Lorraine McCausland: Sister speaks about rape and murder of sibling
"Remember this was not a Troubles-related murder, this was a sexual attack and beating of a 23-year-old woman."
Cathy McIllvenny talks about her sister, Lorraine McCausland, who was raped and murdered in north Belfast almost 30 years ago.
The body of the mother-of-two was found beside a stream in Forthriver in 1987.
Lorraine had been for a night out and was last seen in a loyalist club at Tyndale.
Ms McIlvenny said her murder had "devastated" the whole family.
She was speaking as police announced on Wednesday that they had reopened an investigation into her murder.
Ms McIlvenny said the family have faith that police will secure convictions.
"This investigation has given us hope that we haven't had for the past 29 years," said Ms McIlvenny.
"We feel like we've got a good investigation going and we're going to have results out of it.
"If I was living with something like that on my conscience and it could be something very small, and you think it's not important, but everything's important."
Police believe Lorraine was raped in the club before she was "savagely beaten" and her body dumped.
Det Insp Michelle Griffin from the PSNI's serious crime branch told a press conference that at the time of Lorraine's killing, the Tyndale community centre was used and run by loyalist paramilitaries groups, namely the UDA.
"This was not a sectarian murder," she said.
"There was no evidence they directed or sanctioned the murder, but we do believe that persons who were involved in her rape and murder were members of the UDA and close associates of the UDA."
Ms McIllvenny said the family had struggled in the years following Lorraine's death.
"To be honest, we never asked any questions about Lorraine's murder until my mother passed away in 2002 and then my father started investigations because he wanted answers," she said.
"It was something that hung over the family that nobody could talk to each other about because it started somebody off crying or children heard it and it was only really in 2004/05 that we were able to look at Lorraine's case ourselves and that's when the ball started rolling."
She appealed for people to come forward and "clear your conscience".
"I'll never stop fighting until I get it (justice) for her.
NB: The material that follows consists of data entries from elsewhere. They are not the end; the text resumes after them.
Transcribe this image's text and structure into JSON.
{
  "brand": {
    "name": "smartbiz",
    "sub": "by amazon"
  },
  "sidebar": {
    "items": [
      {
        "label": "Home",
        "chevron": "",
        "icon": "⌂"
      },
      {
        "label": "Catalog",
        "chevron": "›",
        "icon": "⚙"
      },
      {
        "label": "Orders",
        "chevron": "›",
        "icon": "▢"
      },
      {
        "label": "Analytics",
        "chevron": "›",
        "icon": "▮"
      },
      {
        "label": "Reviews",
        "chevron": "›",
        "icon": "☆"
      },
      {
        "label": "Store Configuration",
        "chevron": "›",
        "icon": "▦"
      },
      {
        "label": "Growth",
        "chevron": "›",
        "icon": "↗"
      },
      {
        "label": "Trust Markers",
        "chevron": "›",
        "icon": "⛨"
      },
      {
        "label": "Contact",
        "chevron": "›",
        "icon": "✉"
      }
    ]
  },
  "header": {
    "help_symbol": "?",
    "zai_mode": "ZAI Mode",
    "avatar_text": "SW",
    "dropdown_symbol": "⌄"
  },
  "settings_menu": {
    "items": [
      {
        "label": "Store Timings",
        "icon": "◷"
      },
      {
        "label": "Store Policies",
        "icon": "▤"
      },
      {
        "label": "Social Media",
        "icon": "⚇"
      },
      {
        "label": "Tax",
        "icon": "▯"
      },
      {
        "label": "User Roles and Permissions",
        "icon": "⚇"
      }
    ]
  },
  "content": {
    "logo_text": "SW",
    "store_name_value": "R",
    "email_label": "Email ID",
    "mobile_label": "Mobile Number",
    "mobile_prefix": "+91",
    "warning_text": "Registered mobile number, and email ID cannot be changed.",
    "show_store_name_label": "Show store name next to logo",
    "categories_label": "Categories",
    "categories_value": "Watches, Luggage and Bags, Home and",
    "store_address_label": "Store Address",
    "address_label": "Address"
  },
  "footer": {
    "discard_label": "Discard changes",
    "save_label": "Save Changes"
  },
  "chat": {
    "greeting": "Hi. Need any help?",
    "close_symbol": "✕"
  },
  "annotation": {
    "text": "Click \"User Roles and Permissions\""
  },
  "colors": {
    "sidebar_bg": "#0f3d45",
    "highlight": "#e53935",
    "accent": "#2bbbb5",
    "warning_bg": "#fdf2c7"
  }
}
We do have a lot of faith in this team in actually bringing convictions for Lorraine's murder," she added.